Behind The Ballot: How Phoenix Produces Ballots For 22 States
MARK BRODIE: As of Friday, a record breaking 2.3 million Arizonans had already cast ballots ahead of Election Day. Thousands of voters are steering clear of polls to avoid catching or spreading coronavirus, and that means the makers of mail-in ballots have been very busy. Jeff Ellington is president and CEO at Runbeck Elections, the nation's largest maker of mail-in ballots, which happens to be based here in Phoenix. KJZZ's Heather van Blokland spoke with him about the process and is here to tell us more. Hi, Heather.
HEATHER VAN BLOKLAND: Good morning, Mark.
BRODIE: So that ballot that I dropped off at the county recorder's office a little while back, that was actually made here in town, right?
VAN BLOKLAND: Yeah. And your friends and your family members, if they live across the country as well, most likely theirs was made here. A fun fact: Pima County was actually the company's first client. Then it was Maricopa County. Now Runbeck prints and mails vote-by-mail and precinct ballots to 70 million voters across 22 states and Washington, D.C. And Jeff took a few minutes to speak with me about ballot making.
JEFF ELLINGTON: In Maricopa County, for example, there's about 2,000 different ballot styles. So if we lived across the street from each other, we very well may have a different ballot because maybe the last race is you're voting for a school board member and I'm voting for a dogcatcher on my side of the street. It's one of those things where it's not just the same ballot goes to everybody. So it had — all that has to be managed and coordinated that the right voter gets the right ballot and at the right time.
BRODIE: So, Heather, how do they actually make sure I get the right ballot at the right time?
VAN BLOKLAND: So it's really interesting. The company prints a ballot with certain races on it. It's called a ballot style. Then machines place all the ballots of that particular ballot style into individual mail packets. Now a barcode goes on the ballot envelope and that identifies the ballot style that's inside. Then a machine reads the code that tells the company who is the registered voter on the roll who needs that particular ballot mailed to them. And it gets addressed. Then along with the ballot, the voter gets an instruction booklet. And, of course, an "I voted sticker."

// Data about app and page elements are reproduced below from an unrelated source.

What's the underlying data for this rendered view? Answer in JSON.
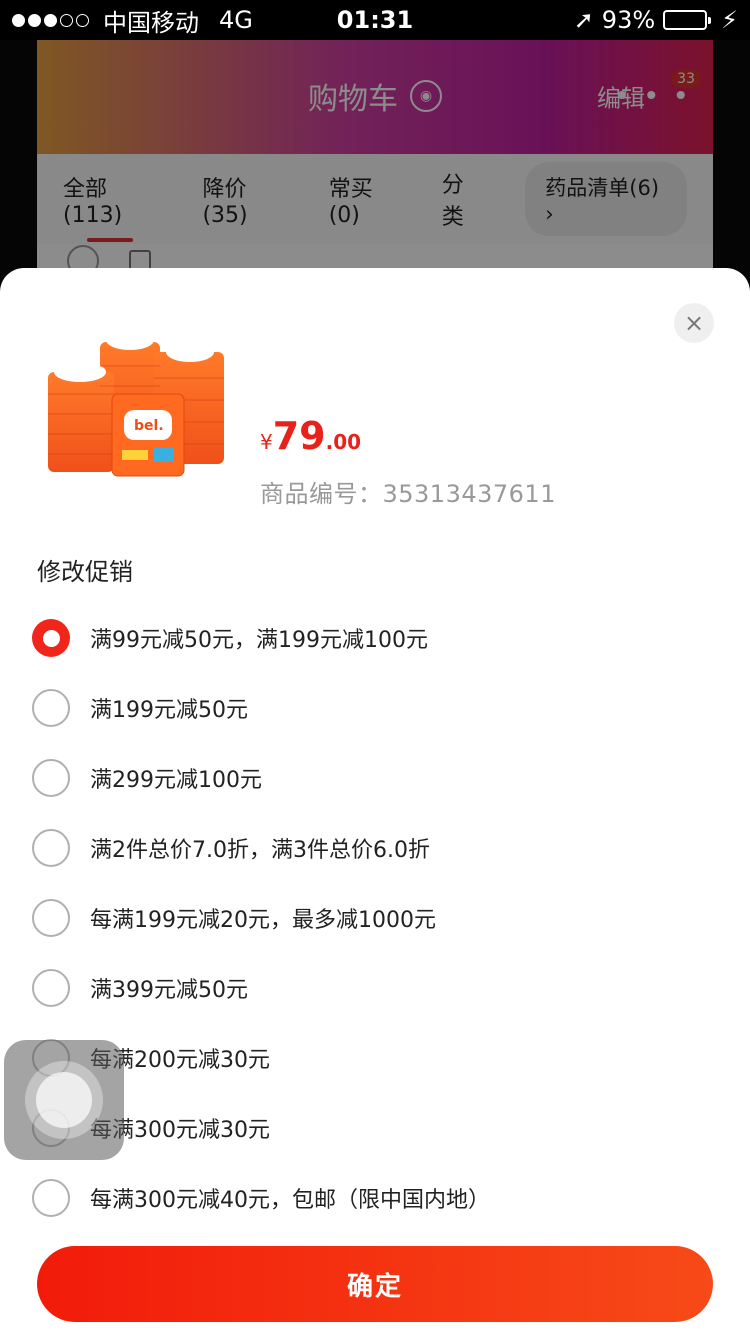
{
  "status_bar": {
    "carrier": "中国移动",
    "network": "4G",
    "time": "01:31",
    "battery": "93%"
  },
  "background_page": {
    "title": "购物车",
    "edit_label": "编辑",
    "more_label": "• • •",
    "badge_count": "33",
    "tabs": [
      "全部(113)",
      "降价(35)",
      "常买(0)",
      "分类"
    ],
    "chip_label": "药品清单(6) ›"
  },
  "sheet": {
    "price_currency": "¥",
    "price_int": "79",
    "price_dec": ".00",
    "sku_label": "商品编号：",
    "sku_value": "35313437611",
    "section_title": "修改促销",
    "close_label": "×",
    "confirm_label": "确定",
    "options": [
      {
        "label": "满99元减50元，满199元减100元",
        "selected": true
      },
      {
        "label": "满199元减50元",
        "selected": false
      },
      {
        "label": "满299元减100元",
        "selected": false
      },
      {
        "label": "满2件总价7.0折，满3件总价6.0折",
        "selected": false
      },
      {
        "label": "每满199元减20元，最多减1000元",
        "selected": false
      },
      {
        "label": "满399元减50元",
        "selected": false
      },
      {
        "label": "每满200元减30元",
        "selected": false
      },
      {
        "label": "每满300元减30元",
        "selected": false
      },
      {
        "label": "每满300元减40元，包邮（限中国内地）",
        "selected": false
      }
    ]
  },
  "product_brand_text": "bel.",
  "colors": {
    "accent": "#f0261a",
    "price": "#e8211a"
  }
}
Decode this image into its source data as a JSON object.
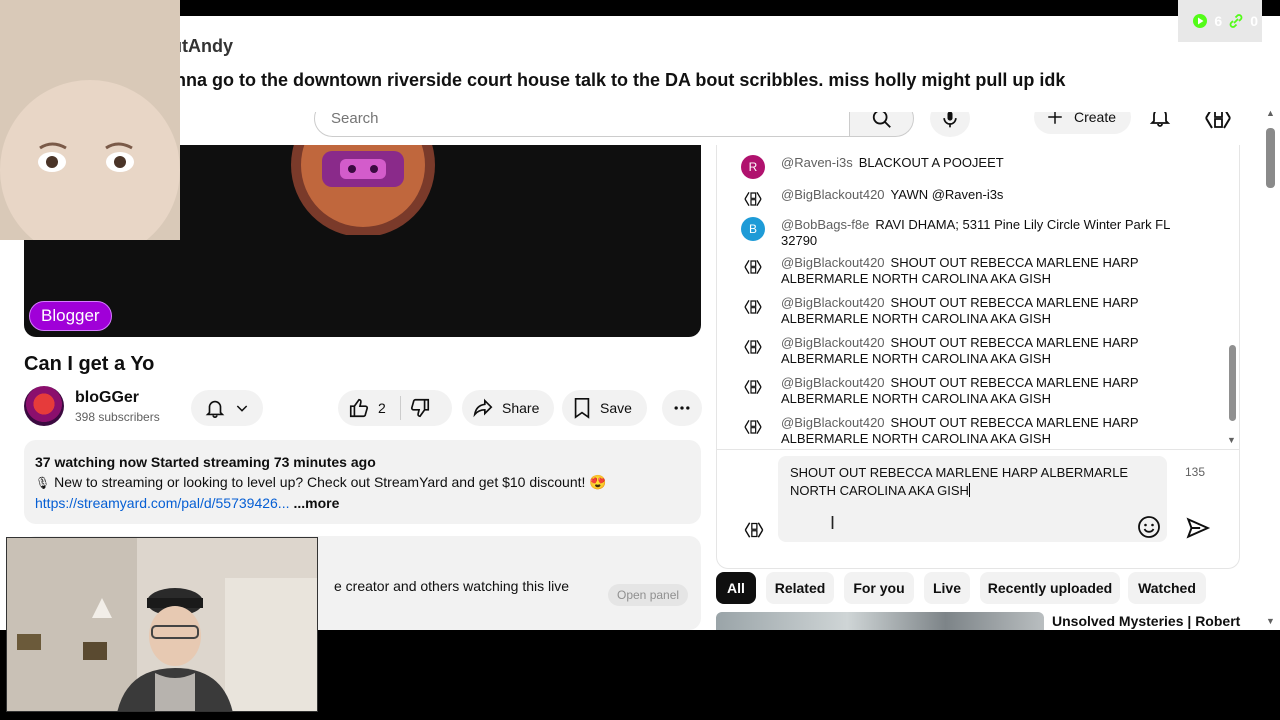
{
  "overlay": {
    "username": "BlackoutAndy",
    "message": "i am gonna go to the downtown riverside court house talk to the DA bout scribbles. miss holly might pull up idk",
    "stats": {
      "viewers": "6",
      "links": "0"
    }
  },
  "header": {
    "search_placeholder": "Search",
    "create_label": "Create"
  },
  "video": {
    "badge": "Blogger",
    "title": "Can I get a Yo",
    "channel_name": "bloGGer",
    "subscribers": "398 subscribers",
    "likes": "2",
    "share_label": "Share",
    "save_label": "Save"
  },
  "description": {
    "status": "37 watching now  Started streaming 73 minutes ago",
    "text": "New to streaming or looking to level up? Check out StreamYard and get $10 discount! 😍",
    "link": "https://streamyard.com/pal/d/55739426...",
    "more": "...more"
  },
  "chat_card": {
    "text": "e creator and others watching this live",
    "open_panel": "Open panel"
  },
  "chat": {
    "messages": [
      {
        "avatar": "R",
        "avatar_color": "#b0126e",
        "author": "@Raven-i3s",
        "text": "BLACKOUT A POOJEET"
      },
      {
        "avatar": "",
        "avatar_color": "",
        "author": "@BigBlackout420",
        "text": "YAWN @Raven-i3s"
      },
      {
        "avatar": "B",
        "avatar_color": "#1e9bd7",
        "author": "@BobBags-f8e",
        "text": "RAVI DHAMA; 5311 Pine Lily Circle Winter Park FL 32790"
      },
      {
        "avatar": "",
        "avatar_color": "",
        "author": "@BigBlackout420",
        "text": "SHOUT OUT REBECCA MARLENE HARP ALBERMARLE NORTH CAROLINA AKA GISH"
      },
      {
        "avatar": "",
        "avatar_color": "",
        "author": "@BigBlackout420",
        "text": "SHOUT OUT REBECCA MARLENE HARP ALBERMARLE NORTH CAROLINA AKA GISH"
      },
      {
        "avatar": "",
        "avatar_color": "",
        "author": "@BigBlackout420",
        "text": "SHOUT OUT REBECCA MARLENE HARP ALBERMARLE NORTH CAROLINA AKA GISH"
      },
      {
        "avatar": "",
        "avatar_color": "",
        "author": "@BigBlackout420",
        "text": "SHOUT OUT REBECCA MARLENE HARP ALBERMARLE NORTH CAROLINA AKA GISH"
      },
      {
        "avatar": "",
        "avatar_color": "",
        "author": "@BigBlackout420",
        "text": "SHOUT OUT REBECCA MARLENE HARP ALBERMARLE NORTH CAROLINA AKA GISH"
      }
    ],
    "input_value": "SHOUT OUT REBECCA MARLENE HARP ALBERMARLE NORTH CAROLINA AKA GISH",
    "char_count": "135"
  },
  "chips": [
    "All",
    "Related",
    "For you",
    "Live",
    "Recently uploaded",
    "Watched"
  ],
  "recommendation": {
    "title": "Unsolved Mysteries | Robert"
  },
  "colors": {
    "accent_chip": "#0f0f0f",
    "badge": "#a000d8",
    "link": "#065fd4",
    "overlay_logo_bg": "#000000",
    "overlay_logo_fg": "#53fc18"
  }
}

ELLINGTON: Yes. If you're looking at your ballot in the upper left-hand corner is a small QR code or 2D barcode — just a little square. That barcode represents your ballot style, and that loosely correlates to your precinct that you, that you would vote in. So again, back to my school board versus dogcatcher analogy.
VAN BLOKLAND: Now, to make a ballot, Runbeck starts with a large roll paper that typically weighs about 1,000 pounds. And Ellington said it sounds a lot like a newspaper being printed when they print these, and the paper is run through a printing press and out the other side will come approximately 20,000 ballots every 45 minutes. And Runbeck has three of those presses.
ELLINGTON: So we'll take a picture of that envelope. We'll also check the thickness to make sure there's nothing, you know, inadvertently, we didn't put two "I voted" stickers in or something like that. And then we will check all that off the data — off the database list, if you will. All that's done, of course, electronically. And then it will go to the post office to be delivered to the voter.
VAN BLOKLAND: And of course, the rest is up to you, Mark. Remember to vote.
BRODIE: I wouldn't mind getting two of those "I voted" stickers. I wish maybe they wouldn't check that part quite so closely. All right. That is KJZZ's Heather van Blokland. Heather, thank you.
VAN BLOKLAND: Thanks, Mark.